INSTRUCTIONS FOR THE TASK — Of the entries below, copy only those lines that contain the word "פלייר".
____________
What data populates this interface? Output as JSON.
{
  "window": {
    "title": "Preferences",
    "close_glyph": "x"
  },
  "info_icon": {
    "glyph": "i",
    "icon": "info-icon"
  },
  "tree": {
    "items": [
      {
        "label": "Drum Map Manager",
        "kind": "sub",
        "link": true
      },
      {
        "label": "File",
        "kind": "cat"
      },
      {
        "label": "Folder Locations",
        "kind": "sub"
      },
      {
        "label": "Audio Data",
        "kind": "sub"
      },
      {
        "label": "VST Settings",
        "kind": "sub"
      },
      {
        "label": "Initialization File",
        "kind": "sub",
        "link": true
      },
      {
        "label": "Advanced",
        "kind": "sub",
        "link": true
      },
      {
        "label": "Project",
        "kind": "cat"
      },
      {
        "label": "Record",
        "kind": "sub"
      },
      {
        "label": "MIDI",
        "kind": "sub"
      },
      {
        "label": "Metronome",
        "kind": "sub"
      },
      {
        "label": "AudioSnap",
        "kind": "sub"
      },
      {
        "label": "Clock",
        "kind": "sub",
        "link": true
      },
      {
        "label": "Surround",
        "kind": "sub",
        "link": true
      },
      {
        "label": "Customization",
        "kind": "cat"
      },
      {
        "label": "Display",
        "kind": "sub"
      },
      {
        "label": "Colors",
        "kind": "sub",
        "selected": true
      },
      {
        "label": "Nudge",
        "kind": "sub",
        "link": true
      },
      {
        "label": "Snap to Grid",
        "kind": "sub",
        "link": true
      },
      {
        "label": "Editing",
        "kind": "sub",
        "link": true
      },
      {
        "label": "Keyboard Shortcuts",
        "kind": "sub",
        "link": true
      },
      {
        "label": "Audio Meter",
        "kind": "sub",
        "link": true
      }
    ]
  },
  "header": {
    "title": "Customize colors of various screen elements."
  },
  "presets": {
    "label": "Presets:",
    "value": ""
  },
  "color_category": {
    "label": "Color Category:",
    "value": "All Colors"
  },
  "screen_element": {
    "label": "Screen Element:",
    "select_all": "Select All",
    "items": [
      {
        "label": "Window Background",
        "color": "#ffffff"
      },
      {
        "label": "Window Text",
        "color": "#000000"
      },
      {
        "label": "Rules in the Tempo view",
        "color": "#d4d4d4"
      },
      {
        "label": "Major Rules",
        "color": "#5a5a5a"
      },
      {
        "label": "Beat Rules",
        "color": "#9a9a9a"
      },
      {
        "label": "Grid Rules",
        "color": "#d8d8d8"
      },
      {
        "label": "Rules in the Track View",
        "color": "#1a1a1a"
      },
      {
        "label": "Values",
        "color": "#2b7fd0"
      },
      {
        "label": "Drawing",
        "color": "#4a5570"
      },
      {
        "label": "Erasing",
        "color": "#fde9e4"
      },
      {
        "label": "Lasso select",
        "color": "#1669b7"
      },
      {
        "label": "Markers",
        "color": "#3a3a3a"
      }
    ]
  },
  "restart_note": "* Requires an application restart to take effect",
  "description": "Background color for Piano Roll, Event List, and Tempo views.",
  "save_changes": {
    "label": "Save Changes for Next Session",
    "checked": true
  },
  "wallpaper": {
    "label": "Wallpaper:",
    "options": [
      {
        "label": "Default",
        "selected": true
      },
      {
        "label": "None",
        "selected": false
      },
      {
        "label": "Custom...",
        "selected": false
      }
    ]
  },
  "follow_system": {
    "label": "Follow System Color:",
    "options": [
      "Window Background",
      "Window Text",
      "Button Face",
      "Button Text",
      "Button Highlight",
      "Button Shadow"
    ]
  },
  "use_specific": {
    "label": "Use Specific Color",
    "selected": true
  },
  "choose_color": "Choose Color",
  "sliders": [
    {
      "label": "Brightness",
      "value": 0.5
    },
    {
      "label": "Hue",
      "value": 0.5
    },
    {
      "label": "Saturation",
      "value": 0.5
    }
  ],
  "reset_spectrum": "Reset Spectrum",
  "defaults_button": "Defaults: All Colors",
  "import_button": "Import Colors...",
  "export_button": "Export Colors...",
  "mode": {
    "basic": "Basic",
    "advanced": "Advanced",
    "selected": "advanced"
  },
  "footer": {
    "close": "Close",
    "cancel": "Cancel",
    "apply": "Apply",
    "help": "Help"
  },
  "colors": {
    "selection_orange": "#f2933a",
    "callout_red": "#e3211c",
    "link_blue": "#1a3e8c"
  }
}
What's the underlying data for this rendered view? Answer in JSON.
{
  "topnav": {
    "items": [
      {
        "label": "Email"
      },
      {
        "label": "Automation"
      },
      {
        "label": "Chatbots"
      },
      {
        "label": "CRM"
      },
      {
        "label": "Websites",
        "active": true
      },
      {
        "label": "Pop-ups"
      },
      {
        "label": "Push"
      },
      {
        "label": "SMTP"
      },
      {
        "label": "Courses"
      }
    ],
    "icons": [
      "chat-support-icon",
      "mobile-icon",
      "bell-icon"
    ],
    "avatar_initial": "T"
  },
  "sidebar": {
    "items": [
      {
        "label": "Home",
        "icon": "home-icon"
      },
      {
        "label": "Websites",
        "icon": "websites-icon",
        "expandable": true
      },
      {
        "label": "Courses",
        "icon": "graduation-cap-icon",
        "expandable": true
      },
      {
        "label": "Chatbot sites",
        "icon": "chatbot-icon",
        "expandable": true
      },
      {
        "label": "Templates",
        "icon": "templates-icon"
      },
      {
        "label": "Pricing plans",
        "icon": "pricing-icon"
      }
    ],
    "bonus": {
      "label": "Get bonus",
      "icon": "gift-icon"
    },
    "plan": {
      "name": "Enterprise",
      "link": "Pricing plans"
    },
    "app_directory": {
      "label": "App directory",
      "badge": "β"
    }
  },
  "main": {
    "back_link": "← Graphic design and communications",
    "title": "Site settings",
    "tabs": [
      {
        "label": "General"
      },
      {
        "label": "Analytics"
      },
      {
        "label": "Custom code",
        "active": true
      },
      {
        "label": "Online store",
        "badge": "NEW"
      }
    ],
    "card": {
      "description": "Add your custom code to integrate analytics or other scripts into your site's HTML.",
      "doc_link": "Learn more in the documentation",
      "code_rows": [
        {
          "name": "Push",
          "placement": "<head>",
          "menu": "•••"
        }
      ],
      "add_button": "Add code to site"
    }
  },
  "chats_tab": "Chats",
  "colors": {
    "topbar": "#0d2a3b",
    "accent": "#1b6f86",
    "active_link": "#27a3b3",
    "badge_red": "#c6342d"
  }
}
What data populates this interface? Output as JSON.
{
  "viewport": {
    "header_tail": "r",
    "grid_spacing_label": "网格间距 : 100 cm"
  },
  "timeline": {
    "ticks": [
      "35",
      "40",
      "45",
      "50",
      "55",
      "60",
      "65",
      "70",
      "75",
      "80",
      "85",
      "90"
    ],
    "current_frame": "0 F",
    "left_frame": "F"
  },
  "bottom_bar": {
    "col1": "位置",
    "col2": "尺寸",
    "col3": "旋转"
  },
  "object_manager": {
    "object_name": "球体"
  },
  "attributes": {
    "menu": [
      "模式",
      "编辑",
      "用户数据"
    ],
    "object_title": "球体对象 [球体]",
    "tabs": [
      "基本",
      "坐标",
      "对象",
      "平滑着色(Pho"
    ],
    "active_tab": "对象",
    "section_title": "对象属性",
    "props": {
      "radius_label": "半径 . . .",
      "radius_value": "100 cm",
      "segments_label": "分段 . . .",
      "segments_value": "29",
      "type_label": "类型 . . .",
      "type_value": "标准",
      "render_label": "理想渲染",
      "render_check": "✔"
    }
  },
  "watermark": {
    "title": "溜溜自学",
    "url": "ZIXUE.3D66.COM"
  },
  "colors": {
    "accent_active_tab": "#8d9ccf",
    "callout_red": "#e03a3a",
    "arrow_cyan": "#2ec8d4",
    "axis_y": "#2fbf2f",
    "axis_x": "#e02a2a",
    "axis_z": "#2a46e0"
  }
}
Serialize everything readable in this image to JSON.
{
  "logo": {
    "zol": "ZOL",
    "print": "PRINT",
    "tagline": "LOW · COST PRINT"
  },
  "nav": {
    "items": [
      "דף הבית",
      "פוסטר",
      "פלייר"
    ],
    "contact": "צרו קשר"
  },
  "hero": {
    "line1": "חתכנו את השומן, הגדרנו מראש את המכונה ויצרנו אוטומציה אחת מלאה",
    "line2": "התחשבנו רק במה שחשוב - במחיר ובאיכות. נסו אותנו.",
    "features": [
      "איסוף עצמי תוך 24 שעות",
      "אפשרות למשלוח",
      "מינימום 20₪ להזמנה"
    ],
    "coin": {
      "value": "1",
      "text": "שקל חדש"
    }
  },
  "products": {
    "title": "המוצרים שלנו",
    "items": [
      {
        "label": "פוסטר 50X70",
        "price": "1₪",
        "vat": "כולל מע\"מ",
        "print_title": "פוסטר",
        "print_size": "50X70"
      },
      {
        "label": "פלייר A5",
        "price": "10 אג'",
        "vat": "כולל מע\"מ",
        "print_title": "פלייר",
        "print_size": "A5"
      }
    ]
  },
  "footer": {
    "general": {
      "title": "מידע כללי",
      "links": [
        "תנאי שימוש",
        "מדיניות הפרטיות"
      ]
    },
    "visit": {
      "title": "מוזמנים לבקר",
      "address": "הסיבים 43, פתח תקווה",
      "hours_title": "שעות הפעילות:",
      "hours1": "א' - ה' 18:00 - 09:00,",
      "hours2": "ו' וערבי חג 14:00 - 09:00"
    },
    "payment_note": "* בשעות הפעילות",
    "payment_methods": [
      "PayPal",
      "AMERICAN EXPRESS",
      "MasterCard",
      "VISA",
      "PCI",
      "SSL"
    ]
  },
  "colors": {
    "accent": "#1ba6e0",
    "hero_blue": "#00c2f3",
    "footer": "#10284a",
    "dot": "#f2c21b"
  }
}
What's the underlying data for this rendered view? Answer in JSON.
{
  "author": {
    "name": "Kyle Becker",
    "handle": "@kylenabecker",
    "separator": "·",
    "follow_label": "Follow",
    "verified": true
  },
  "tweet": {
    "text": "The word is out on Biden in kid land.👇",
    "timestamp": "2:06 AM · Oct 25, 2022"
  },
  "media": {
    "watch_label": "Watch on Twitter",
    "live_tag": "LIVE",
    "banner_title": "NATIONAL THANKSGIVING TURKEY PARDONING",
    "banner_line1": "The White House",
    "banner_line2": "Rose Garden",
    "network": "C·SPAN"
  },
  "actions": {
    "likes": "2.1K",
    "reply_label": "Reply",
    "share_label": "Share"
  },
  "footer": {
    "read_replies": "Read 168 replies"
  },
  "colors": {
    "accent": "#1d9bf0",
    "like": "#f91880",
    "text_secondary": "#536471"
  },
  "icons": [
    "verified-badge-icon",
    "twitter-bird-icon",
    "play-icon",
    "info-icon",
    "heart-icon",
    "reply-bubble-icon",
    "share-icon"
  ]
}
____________
FINAL ANSWER —
      "פלייר"
        "label": "פלייר A5",
        "print_title": "פלייר",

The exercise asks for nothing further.